My father kept chickens at Selerang; ducks too. I don’t know whether this was something he did alone or with one or two others, or whether he simply was one of a larger group helping to look after what must have been a sizable chicken run outside the barracks. He never describes the Selerang chicken run but it features several times in his bird notes.

“What you came to understand about the Japanese,” he once told me, “was that their sense of rules was quite different from ours. If they had a rule about something you broke it at your peril. All hell would let loose. Yet this was sometimes quite arbitrary. If they didn’t have a rule for something – even if it would have been in their interest to do so – they could be absolutely oblivious. You were pretty much free to do what you liked. It took us a while to understand this but once we did it opened up all kinds of possibilities!”

One of those possibilities was rearing chickens and ducks. “The guards didn’t seem to have much more food than we did and yet they turned a blind eye to this completely. They never interfered or tried to take the eggs.”

It provided another opportunity for note-taking. Yet once again, there is little or no attempt to describe the setting or circumstances. There is not even a wry comment about the similarity of the ducklings’ diet and that of his own. As always the focus is on methodical observation.

Ducklings 4 bought on 9.ix.43 (evening). Probably 1 day old.

Feeds:
(1) Night:-
Rice polishings & water (mash)
(2) Morning:-
Peanut sauce (peanuts boiled with ground rice, mashed) & boiled browned rice & tea (mash)
(3) Mid morning:-
Rice polishings & condensed milk (mash)
(4) Tiffin:-
Togay soup, boiled rice & tea (mash)
(5) Mid afternoon:-
Remainder of tiffin & stale bread crumbs
(6) Late afternoon:-
Sweet potato fried in palm oil
(7) Dinner:-
Boiled rice, rice polishings & milk (mash)
(8) Evening:-
Boiled rice, togay soup, fried pasty & tea (mash)
Tea

Hand feeding was necessary; the ducks pecking small portions held between the fingers. Drink is administered in a desert spoon, the liquid being pointed at & perhaps touched with the finger to show the bird in the first instance.
It is noticed that the ducks must eat & drink alternatively, only small portions being taken of either.
Hand feeding continued to the 14th. Then a saucer containing the sloppy mush is left in the box for the duration of the meal only, Drink is administered with a spoon as usual.

Box 12” x 18” x 9” high all wood arranged as follows:-
1st hot water bottle in jacket
2nd 2 woolen dusters
3rd straw

The box is covered with a heavy covering. Kept in barrack room throughout day & night. There are no air holes in box.

On 12th no water bottle inserted during day time. And on the 13th discontinued at night as well. Otherwise kept warm as usual.

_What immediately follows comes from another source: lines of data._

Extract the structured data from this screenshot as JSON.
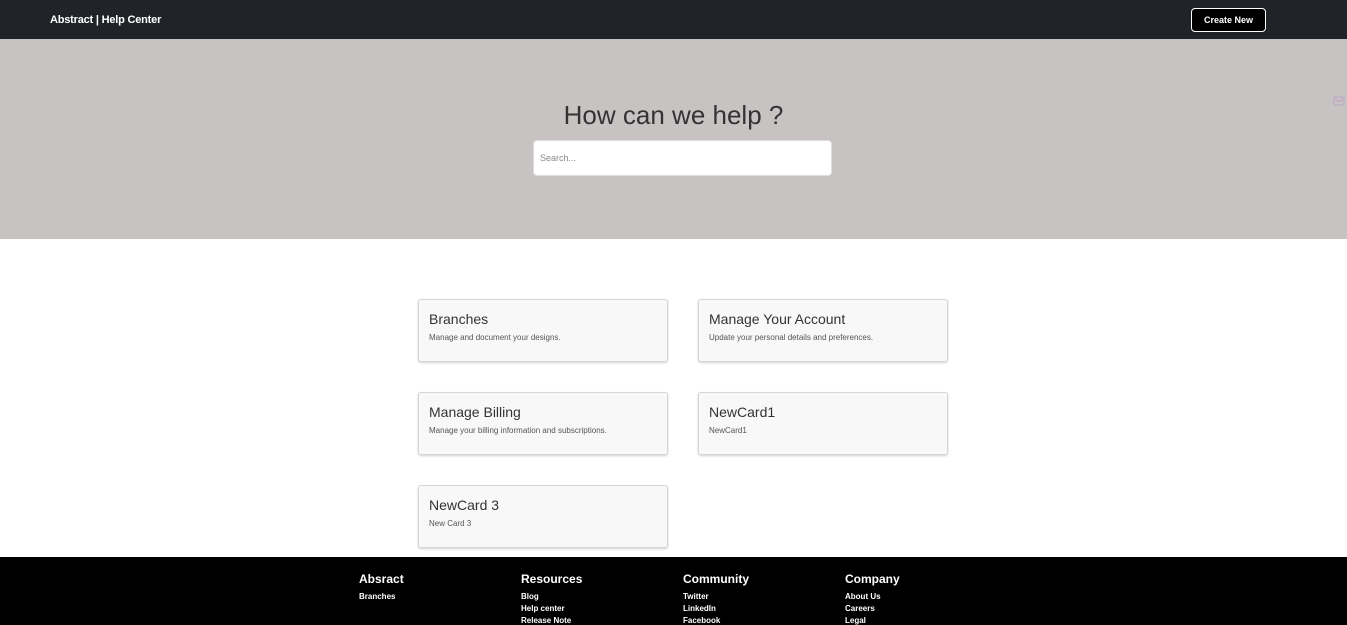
{
  "header": {
    "brand": "Abstract | Help Center",
    "create_button": "Create New"
  },
  "hero": {
    "title": "How can we help ?",
    "search_placeholder": "Search..."
  },
  "cards": [
    {
      "title": "Branches",
      "description": "Manage and document your designs."
    },
    {
      "title": "Manage Your Account",
      "description": "Update your personal details and preferences."
    },
    {
      "title": "Manage Billing",
      "description": "Manage your billing information and subscriptions."
    },
    {
      "title": "NewCard1",
      "description": "NewCard1"
    },
    {
      "title": "NewCard 3",
      "description": "New Card 3"
    }
  ],
  "footer": {
    "columns": [
      {
        "heading": "Absract",
        "links": [
          "Branches"
        ]
      },
      {
        "heading": "Resources",
        "links": [
          "Blog",
          "Help center",
          "Release Note"
        ]
      },
      {
        "heading": "Community",
        "links": [
          "Twitter",
          "LinkedIn",
          "Facebook"
        ]
      },
      {
        "heading": "Company",
        "links": [
          "About Us",
          "Careers",
          "Legal"
        ]
      }
    ]
  },
  "colors": {
    "topbar": "#202328",
    "hero": "#c8c3c3",
    "footer": "#000000"
  }
}
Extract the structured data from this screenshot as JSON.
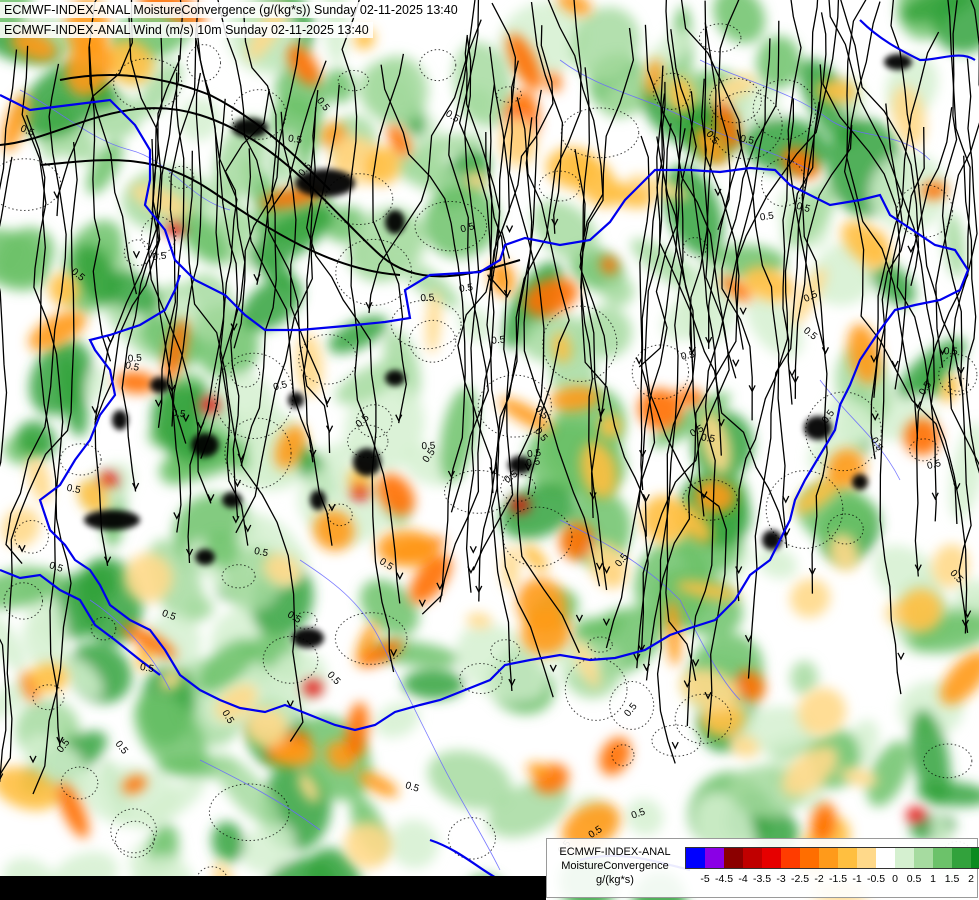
{
  "header": {
    "title_line_1": "ECMWF-INDEX-ANAL MoistureConvergence (g/(kg*s)) Sunday 02-11-2025 13:40",
    "title_line_2": "ECMWF-INDEX-ANAL Wind (m/s) 10m Sunday 02-11-2025 13:40"
  },
  "legend": {
    "title_lines": [
      "ECMWF-INDEX-ANAL",
      "MoistureConvergence",
      "g/(kg*s)"
    ],
    "colors": [
      "#0000ff",
      "#8a00e6",
      "#8b0000",
      "#c00000",
      "#e60000",
      "#ff3c00",
      "#ff6e00",
      "#ff9a1a",
      "#ffbf40",
      "#ffd98a",
      "#ffffff",
      "#d5f0d0",
      "#a6dba0",
      "#6cc26a",
      "#32a23c",
      "#0a8a1e"
    ],
    "ticks": [
      "-5",
      "-4.5",
      "-4",
      "-3.5",
      "-3",
      "-2.5",
      "-2",
      "-1.5",
      "-1",
      "-0.5",
      "0",
      "0.5",
      "1",
      "1.5",
      "2"
    ]
  },
  "map": {
    "contour_label": "0.5",
    "colors": {
      "border": "#0000ee",
      "rivers": "#6a6aff",
      "streamlines": "#000000",
      "strong_convergence": "#000000"
    }
  }
}
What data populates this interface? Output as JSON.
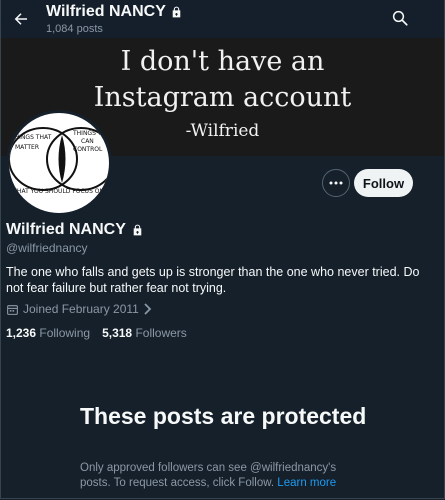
{
  "header": {
    "name": "Wilfried NANCY",
    "posts_count": "1,084 posts"
  },
  "banner": {
    "line1": "I don't have an",
    "line2": "Instagram account",
    "line3": "-Wilfried"
  },
  "avatar": {
    "text_left": "THINGS THAT MATTER",
    "text_right": "THINGS YOU CAN CONTROL",
    "text_bottom": "WHAT YOU SHOULD FOCUS ON"
  },
  "actions": {
    "follow_label": "Follow"
  },
  "profile": {
    "name": "Wilfried NANCY",
    "handle": "@wilfriednancy",
    "bio": "The one who falls and gets up is stronger than the one who never tried. Do not fear failure but rather fear not trying.",
    "joined": "Joined February 2011",
    "following_count": "1,236",
    "following_label": "Following",
    "followers_count": "5,318",
    "followers_label": "Followers"
  },
  "protected": {
    "title": "These posts are protected",
    "description": "Only approved followers can see @wilfriednancy's posts. To request access, click Follow.",
    "learn_more": "Learn more"
  },
  "colors": {
    "background": "#15202b",
    "accent": "#1d9bf0",
    "muted": "#8b98a5"
  }
}
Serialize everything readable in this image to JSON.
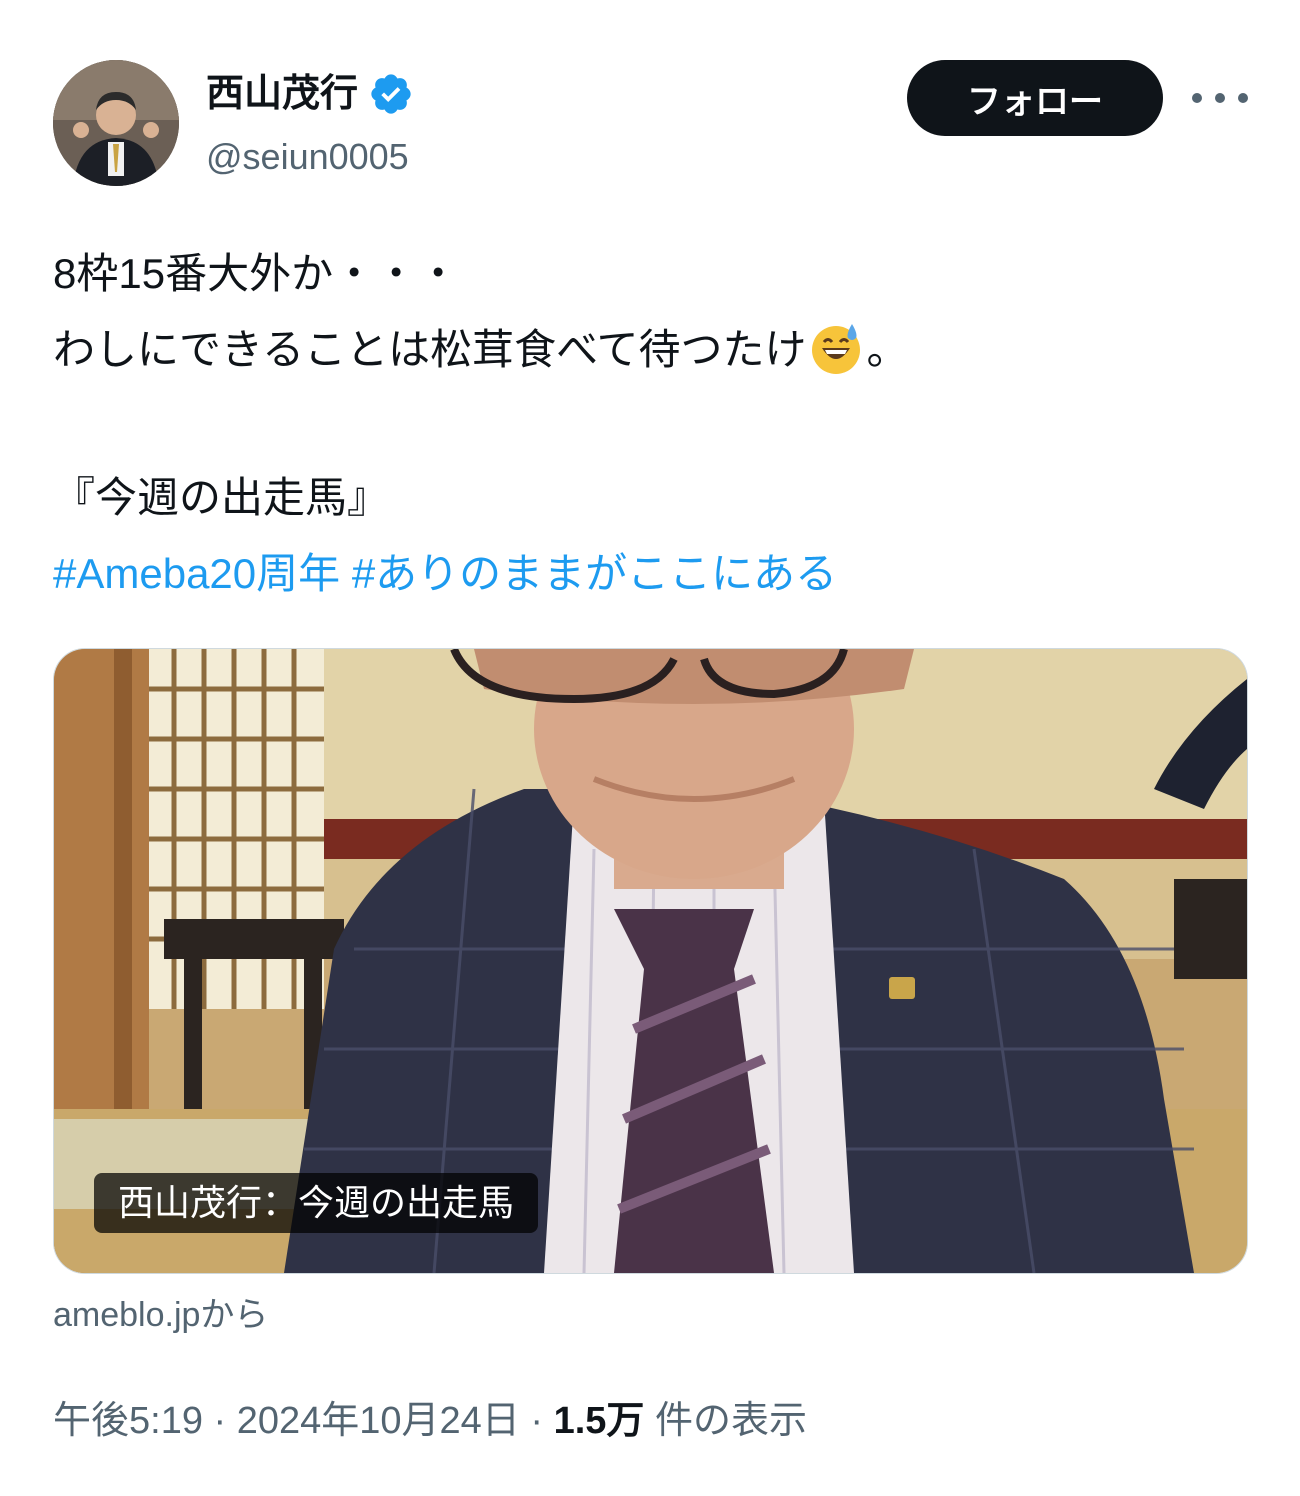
{
  "user": {
    "display_name": "西山茂行",
    "handle": "@seiun0005",
    "verified_icon": "verified-badge-icon",
    "verified_color": "#1d9bf0"
  },
  "actions": {
    "follow_label": "フォロー",
    "more_icon": "more-options-icon"
  },
  "post": {
    "line1": "8枠15番大外か・・・",
    "line2_before": "わしにできることは松茸食べて待つたけ",
    "line2_emoji": "grinning-face-with-sweat-emoji",
    "line2_after": "。",
    "line3": "『今週の出走馬』",
    "hashtags": [
      "#Ameba20周年",
      "#ありのままがここにある"
    ]
  },
  "link_card": {
    "title": "西山茂行：今週の出走馬",
    "source": "ameblo.jpから"
  },
  "meta": {
    "time": "午後5:19",
    "separator": "·",
    "date": "2024年10月24日",
    "views_count": "1.5万",
    "views_label": "件の表示"
  },
  "colors": {
    "text": "#0f1419",
    "secondary": "#536471",
    "link": "#1d9bf0",
    "button_bg": "#0f1419"
  }
}
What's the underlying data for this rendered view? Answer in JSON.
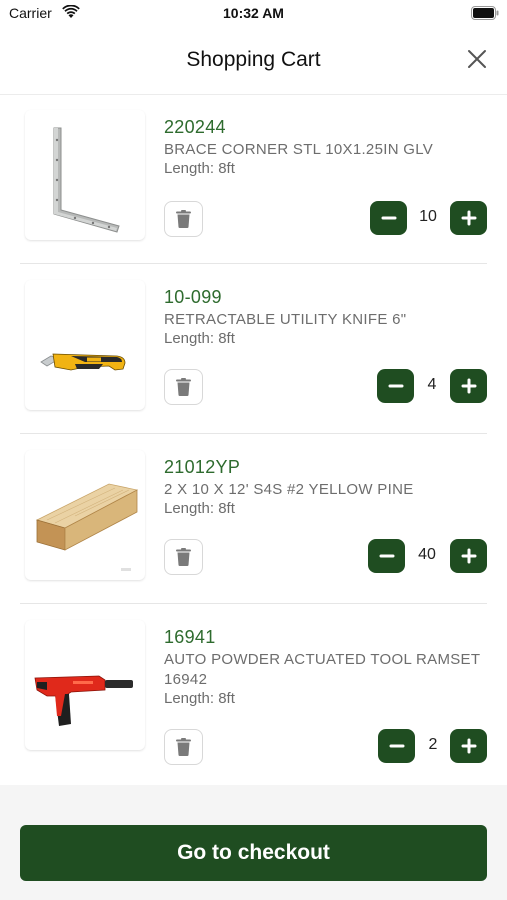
{
  "status_bar": {
    "carrier": "Carrier",
    "time": "10:32 AM"
  },
  "nav": {
    "title": "Shopping Cart"
  },
  "items": [
    {
      "sku": "220244",
      "description": "BRACE CORNER STL 10X1.25IN GLV",
      "length": "Length: 8ft",
      "quantity": "10",
      "image": "corner-brace"
    },
    {
      "sku": "10-099",
      "description": "RETRACTABLE UTILITY KNIFE 6\"",
      "length": "Length: 8ft",
      "quantity": "4",
      "image": "utility-knife"
    },
    {
      "sku": "21012YP",
      "description": "2 X 10 X 12' S4S #2 YELLOW PINE",
      "length": "Length: 8ft",
      "quantity": "40",
      "image": "lumber-board"
    },
    {
      "sku": "16941",
      "description": "AUTO POWDER ACTUATED TOOL RAMSET 16942",
      "length": "Length: 8ft",
      "quantity": "2",
      "image": "powder-actuated-tool"
    }
  ],
  "footer": {
    "checkout_label": "Go to checkout"
  },
  "colors": {
    "primary": "#1f4d21",
    "sku": "#2e6b2e",
    "secondary_text": "#6d6d6d"
  }
}
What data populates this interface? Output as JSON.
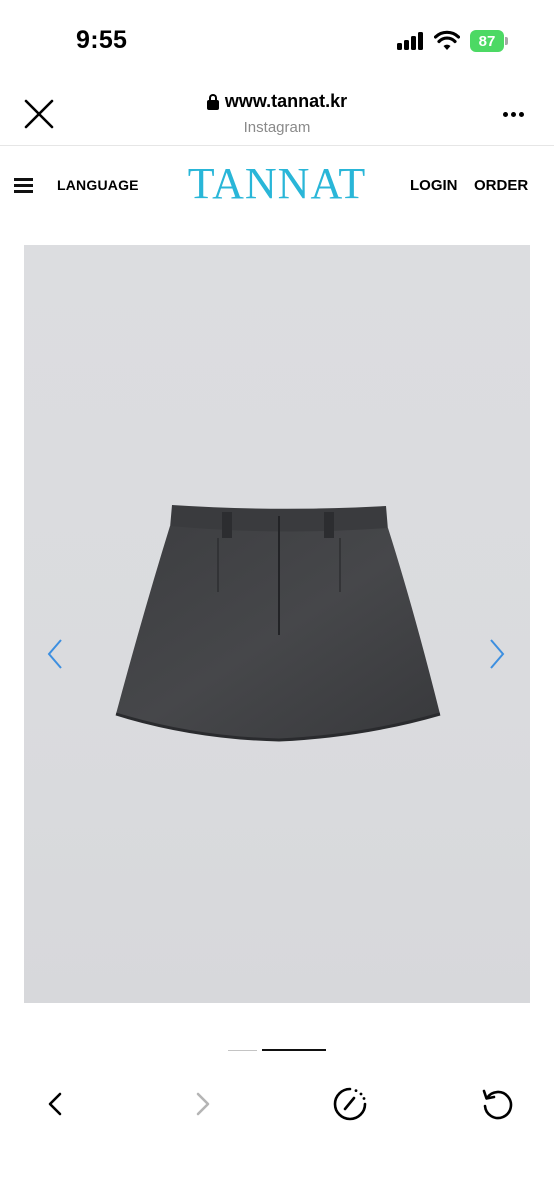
{
  "status_bar": {
    "time": "9:55",
    "battery_level": "87",
    "icons": [
      "signal-icon",
      "wifi-icon",
      "battery-icon"
    ]
  },
  "browser": {
    "url": "www.tannat.kr",
    "source": "Instagram",
    "icons": [
      "close-icon",
      "lock-icon",
      "more-icon"
    ]
  },
  "site_nav": {
    "menu_icon": "hamburger-icon",
    "language_label": "LANGUAGE",
    "logo_text": "TANNAT",
    "login_label": "LOGIN",
    "order_label": "ORDER",
    "logo_color": "#29b6d8"
  },
  "product_gallery": {
    "image": "charcoal-mini-skirt-back-view",
    "prev_icon": "chevron-left-icon",
    "next_icon": "chevron-right-icon",
    "arrow_color": "#3d8fe0",
    "total_slides": 2,
    "active_slide": 2
  },
  "toolbar": {
    "icons": [
      "back-icon",
      "forward-icon",
      "speed-icon",
      "reload-icon"
    ],
    "forward_enabled": false
  }
}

Cleaned out every other day. It was noticed however that by the 14th the straw was getting far more grimy so that soon it will need changing every day.

The essentials are:-

(1) Keep dry, especially breast (when feeding) and legs (when walking in food). Do not allow on wet ground.
(2) Protect from draught & uneven temperatures
(3) Keep out of direct sun (kills in 10 mins.)

(4) Protect from brown tree ants (8 10-day old ducklings killed in the night)

Chicks: 12 bought on 13.ix.43 (evening) probably 1 day old –

Feeds consist of

(1) Rice polishings
(2) Rice flour

These are placed in heaps in 2 shallow tin lids. 2 lids are necessary to prevent overcrowding.
Water is placed in a tin with lid with a circular hole. This prevents contamination of the water & wetting of chicks.

Green Book G, pp. 19-20